Star Wars #50, August 1981, Marvel Comics
writer: Archie Goodwin
artists: Al Williamson, Tom Palmer, Walt Simonson
letterer: Ed Stuart
colorist: Don Warfield
editor: Louise Jones
EIC: Jim Shooter
Three decades ago, an unsuspecting movie-going public stumbled onto one of the most successful cinematic franchises of all time. Can you imagine being one of the first few thousand to have seen Star Wars back in the summer of '77? Without the burden of its epic legacy today, do you think you would have genuinely enjoyed the movie back then? Heck, did Star Trek fans understand that their beloved series would henceforth compete with George Lucas' brainchild for the title of "greatest space fantasy of all?" It's difficult to pinpoint the moment a phenomenon is truly born, but we can easily chart its lifespan -- thirty years, marked by the release of countless action figures, comic books, Underoos, and a galaxy's worth of supplemental merchandise. As a self-styled fanboy, one would be hard pressed to avoid the Star Wars legacy . . .
. . . and I am one of the few to pull it off. Compared to many of my peers that embraced George Lucas as their lord and savior since infancy, I discovered Star Wars much later in life. I became familiar with the characters in the fifth grade via my friend's action figure collection, and I finally watched the films a year or two later. My friends laughed when I gasped at the revelation of Luke and Leia's heritage, as if the knowledge was as common as the real history we'd been learning in school. Even then, prior to the releases of the prequels and the peak of its action figure production (yes, there was a time when Star Wars toys didn't consume the action figure aisles at Target), the Force was a pop culture phenomenon, winning the hearts of five to twenty-five year-olds the world over . . . all equally assumed just as socially inadequate. Indeed, is Star Wars to blame for the fanaticism commonly attributed to the modern geek? How fervently were geeks dressing up like their favorite sci-fi characters before the advent of the Storm Trooper?

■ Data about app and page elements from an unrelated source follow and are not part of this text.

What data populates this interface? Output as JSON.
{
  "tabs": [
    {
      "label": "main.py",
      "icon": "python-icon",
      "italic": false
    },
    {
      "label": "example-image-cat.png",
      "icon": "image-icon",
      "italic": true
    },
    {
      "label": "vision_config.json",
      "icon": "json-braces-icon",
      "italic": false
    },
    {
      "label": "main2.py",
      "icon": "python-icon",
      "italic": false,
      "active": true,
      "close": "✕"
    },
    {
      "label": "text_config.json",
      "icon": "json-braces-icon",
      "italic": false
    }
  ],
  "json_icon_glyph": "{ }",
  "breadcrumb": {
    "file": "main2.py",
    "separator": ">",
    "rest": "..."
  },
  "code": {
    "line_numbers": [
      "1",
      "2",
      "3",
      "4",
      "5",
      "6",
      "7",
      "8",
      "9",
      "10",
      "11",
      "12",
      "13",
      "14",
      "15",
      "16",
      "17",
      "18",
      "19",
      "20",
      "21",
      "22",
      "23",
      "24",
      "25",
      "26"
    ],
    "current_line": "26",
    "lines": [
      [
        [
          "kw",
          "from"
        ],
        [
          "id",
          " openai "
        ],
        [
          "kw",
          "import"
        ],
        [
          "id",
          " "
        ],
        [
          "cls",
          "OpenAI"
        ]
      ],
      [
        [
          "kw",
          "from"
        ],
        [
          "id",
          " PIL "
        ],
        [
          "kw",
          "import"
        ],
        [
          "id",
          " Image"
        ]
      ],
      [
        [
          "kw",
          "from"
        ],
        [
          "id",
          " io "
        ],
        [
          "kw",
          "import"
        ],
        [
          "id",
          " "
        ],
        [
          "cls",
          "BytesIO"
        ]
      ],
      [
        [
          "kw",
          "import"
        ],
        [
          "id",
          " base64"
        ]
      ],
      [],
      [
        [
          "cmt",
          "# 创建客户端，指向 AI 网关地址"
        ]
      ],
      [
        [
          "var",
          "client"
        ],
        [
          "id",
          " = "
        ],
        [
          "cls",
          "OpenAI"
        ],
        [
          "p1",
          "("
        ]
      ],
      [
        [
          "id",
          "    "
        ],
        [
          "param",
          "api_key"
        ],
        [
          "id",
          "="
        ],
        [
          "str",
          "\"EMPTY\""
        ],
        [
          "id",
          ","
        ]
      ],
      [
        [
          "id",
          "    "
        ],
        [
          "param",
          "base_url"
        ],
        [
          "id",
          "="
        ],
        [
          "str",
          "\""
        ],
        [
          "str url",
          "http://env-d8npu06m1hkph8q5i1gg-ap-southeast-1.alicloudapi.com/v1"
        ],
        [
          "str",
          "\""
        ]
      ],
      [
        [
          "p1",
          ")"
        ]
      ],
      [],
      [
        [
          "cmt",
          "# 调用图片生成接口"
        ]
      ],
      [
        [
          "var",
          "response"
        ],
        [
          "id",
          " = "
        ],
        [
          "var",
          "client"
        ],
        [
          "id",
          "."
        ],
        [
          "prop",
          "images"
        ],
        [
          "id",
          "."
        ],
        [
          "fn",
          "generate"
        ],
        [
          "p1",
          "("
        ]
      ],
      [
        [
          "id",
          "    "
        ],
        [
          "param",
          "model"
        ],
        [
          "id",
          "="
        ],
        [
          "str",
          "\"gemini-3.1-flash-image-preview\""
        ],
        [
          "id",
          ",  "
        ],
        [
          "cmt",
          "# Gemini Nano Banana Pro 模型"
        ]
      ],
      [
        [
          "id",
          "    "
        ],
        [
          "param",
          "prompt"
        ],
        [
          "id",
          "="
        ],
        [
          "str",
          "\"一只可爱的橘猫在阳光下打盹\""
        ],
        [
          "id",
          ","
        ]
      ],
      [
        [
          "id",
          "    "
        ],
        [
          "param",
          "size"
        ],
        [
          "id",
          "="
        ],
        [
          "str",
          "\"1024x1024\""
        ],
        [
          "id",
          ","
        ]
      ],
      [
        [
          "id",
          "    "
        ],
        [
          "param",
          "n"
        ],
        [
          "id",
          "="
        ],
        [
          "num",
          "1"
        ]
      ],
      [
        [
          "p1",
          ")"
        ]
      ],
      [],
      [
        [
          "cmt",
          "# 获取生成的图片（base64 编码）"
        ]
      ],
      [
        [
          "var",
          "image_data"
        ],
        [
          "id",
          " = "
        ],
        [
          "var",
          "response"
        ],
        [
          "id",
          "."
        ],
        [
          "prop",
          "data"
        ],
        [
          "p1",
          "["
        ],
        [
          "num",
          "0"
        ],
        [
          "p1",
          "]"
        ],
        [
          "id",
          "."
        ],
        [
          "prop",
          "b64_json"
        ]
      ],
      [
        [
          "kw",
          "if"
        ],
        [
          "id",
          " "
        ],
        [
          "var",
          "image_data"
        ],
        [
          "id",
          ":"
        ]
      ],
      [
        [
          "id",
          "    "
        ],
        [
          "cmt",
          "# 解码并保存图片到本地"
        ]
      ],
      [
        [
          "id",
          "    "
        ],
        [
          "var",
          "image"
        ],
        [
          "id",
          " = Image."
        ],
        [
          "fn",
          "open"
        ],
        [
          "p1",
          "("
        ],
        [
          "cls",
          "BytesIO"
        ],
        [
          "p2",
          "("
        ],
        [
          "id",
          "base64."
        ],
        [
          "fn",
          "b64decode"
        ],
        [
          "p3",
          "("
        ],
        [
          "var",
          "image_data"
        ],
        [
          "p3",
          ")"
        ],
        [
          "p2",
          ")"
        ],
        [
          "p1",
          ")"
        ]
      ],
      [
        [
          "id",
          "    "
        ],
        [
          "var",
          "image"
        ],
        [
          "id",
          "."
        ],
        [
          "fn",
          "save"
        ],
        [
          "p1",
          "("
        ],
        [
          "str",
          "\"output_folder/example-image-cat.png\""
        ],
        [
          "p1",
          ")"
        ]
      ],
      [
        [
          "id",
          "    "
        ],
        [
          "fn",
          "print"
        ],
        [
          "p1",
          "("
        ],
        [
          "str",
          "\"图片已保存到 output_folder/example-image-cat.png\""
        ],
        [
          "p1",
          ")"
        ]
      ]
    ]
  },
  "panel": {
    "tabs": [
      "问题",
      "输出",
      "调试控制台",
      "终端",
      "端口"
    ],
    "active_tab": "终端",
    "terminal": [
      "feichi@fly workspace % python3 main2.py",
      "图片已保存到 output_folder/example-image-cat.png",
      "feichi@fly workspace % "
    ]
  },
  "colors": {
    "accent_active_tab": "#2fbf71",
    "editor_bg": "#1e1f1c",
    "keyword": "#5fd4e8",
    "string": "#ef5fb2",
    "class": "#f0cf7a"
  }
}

But I digress. I was fortunate enough to find some issues of Marvel's old Star Wars comic book series at a swap meet last weekend, and though I had quite a selection to choose from, predominantly between numbers twenty-nine and sixty, I opted for number fifty. As a self-proclaimed "collector's issue," I (correctly) anticipated a self-contained story, and the credits, listing Archie Goodwin and Walt Simonson among the contributing talent, certainly didn't detour me. What sealed the deal was the iconic cover by Tom Palmer, a visual blend of the space odyssey drama conveyed by the films' posters and a definitive comic book sensibility, cramming all of the key characters together for the ultimate team shot. While admittedly not a big time Star Wars fan, the more I look at this cover, the more it may become one of my favorites, thanks to its effortless summation of the characters' personalities and attitudes.
The story was just as inclusive. Taking place between episodes five and six, "The Crimson Forever" takes careful strides not to disrupt the continuity of the original movies while also seamlessly incorporating all of the fan favorite characters into one cooperative adventure. Remember, at this point in Star Wars lore, Han Solo has been delivered to Jaba the Hut in his carbonite entrapment, and Lando and Chewbacca are at the helm of the Millenium Falcon in an effort to rescue him. However, in this issue, the Falcon is intercepted by Princess Leia, who beseeches the pair's help in finding a cure for a plague dubbed the Crimson Forever, since it turns its victims red, staring endlessly into space. Unfortunately, Luke is among the victims, and in his feverish state he experiences a hallucination not unlike his visions on Dagobah in Empire Strikes Back, involving a spectral Darth Vader, Obi Wan, and Yoda. Meanwhile, Chewy recounts an early Han Solo adventure about two mystical rubies that, when separated, result in a similar illness. Needless to say, the gang solves the mystery and rescues their friends, and though the story is relatively inconsequential to Lucas' grand scheme, I can imagine that this series as a whole satiated the Star Wars fan base between films.
Heck, like I said, I'm not even a fan, but it kept me interested.
I am grateful for Star Wars, because as a franchise it helped hone the fanboy subculture into the action figure clamoring mob that it is today. The phenomenon is easy to mock, but even students of Joseph Campbell's philosophy on literature and heroism reference Star Wars for its homages paradigms and archetypes of the past. More so than the story itself, the legacy of George Lucas' galactic tale has become an epic in itself, spanning thirty years of pop cultural significance. Like the Crimson Forever, there is no end to its influence . . . but no one seems interested in finding a cure. Especially not George Lucas' wallet . . .